=== Provided records ===
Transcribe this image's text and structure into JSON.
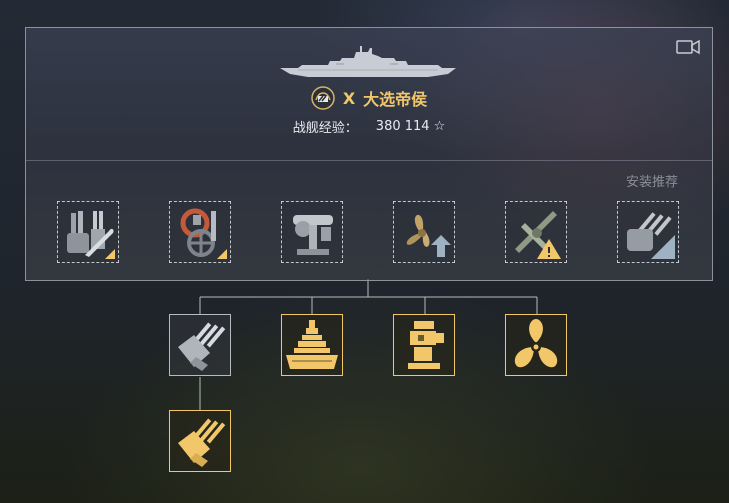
{
  "header": {
    "tier": "X",
    "ship_name": "大选帝侯",
    "xp_label": "战舰经验：",
    "xp_value": "380 114",
    "recommend_label": "安装推荐"
  },
  "icons": {
    "camera": "camera-icon",
    "star": "star-icon",
    "emblem": "german-nation-emblem-icon"
  },
  "colors": {
    "gold": "#f2c76a",
    "gray_frame": "#b7bbc1",
    "panel_border": "#8b929c"
  },
  "upgrade_slots": [
    {
      "name": "main-armaments-modification-slot",
      "icon": "main-battery-wrench-icon"
    },
    {
      "name": "damage-control-system-slot",
      "icon": "hose-valve-icon"
    },
    {
      "name": "artillery-rangefinder-slot",
      "icon": "rangefinder-icon"
    },
    {
      "name": "propulsion-modification-slot",
      "icon": "propeller-upgrade-icon"
    },
    {
      "name": "aircraft-modification-slot",
      "icon": "seaplane-warning-icon"
    },
    {
      "name": "gun-fire-control-slot",
      "icon": "turret-range-icon"
    }
  ],
  "module_tree": [
    {
      "name": "main-battery-module",
      "icon": "main-battery-icon",
      "state": "gray"
    },
    {
      "name": "hull-module",
      "icon": "hull-icon",
      "state": "gold"
    },
    {
      "name": "fire-control-module",
      "icon": "fire-control-icon",
      "state": "gold"
    },
    {
      "name": "engine-module",
      "icon": "propeller-icon",
      "state": "gold"
    },
    {
      "name": "main-battery-upgraded-module",
      "icon": "main-battery-icon",
      "state": "gold"
    }
  ]
}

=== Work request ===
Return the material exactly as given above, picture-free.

=== Expected output ===
Transcribe this image's text and structure into JSON.
{
  "header": {
    "tier": "X",
    "ship_name": "大选帝侯",
    "xp_label": "战舰经验：",
    "xp_value": "380 114",
    "recommend_label": "安装推荐"
  },
  "icons": {
    "camera": "camera-icon",
    "star": "star-icon",
    "emblem": "german-nation-emblem-icon"
  },
  "colors": {
    "gold": "#f2c76a",
    "gray_frame": "#b7bbc1",
    "panel_border": "#8b929c"
  },
  "upgrade_slots": [
    {
      "name": "main-armaments-modification-slot",
      "icon": "main-battery-wrench-icon"
    },
    {
      "name": "damage-control-system-slot",
      "icon": "hose-valve-icon"
    },
    {
      "name": "artillery-rangefinder-slot",
      "icon": "rangefinder-icon"
    },
    {
      "name": "propulsion-modification-slot",
      "icon": "propeller-upgrade-icon"
    },
    {
      "name": "aircraft-modification-slot",
      "icon": "seaplane-warning-icon"
    },
    {
      "name": "gun-fire-control-slot",
      "icon": "turret-range-icon"
    }
  ],
  "module_tree": [
    {
      "name": "main-battery-module",
      "icon": "main-battery-icon",
      "state": "gray"
    },
    {
      "name": "hull-module",
      "icon": "hull-icon",
      "state": "gold"
    },
    {
      "name": "fire-control-module",
      "icon": "fire-control-icon",
      "state": "gold"
    },
    {
      "name": "engine-module",
      "icon": "propeller-icon",
      "state": "gold"
    },
    {
      "name": "main-battery-upgraded-module",
      "icon": "main-battery-icon",
      "state": "gold"
    }
  ]
}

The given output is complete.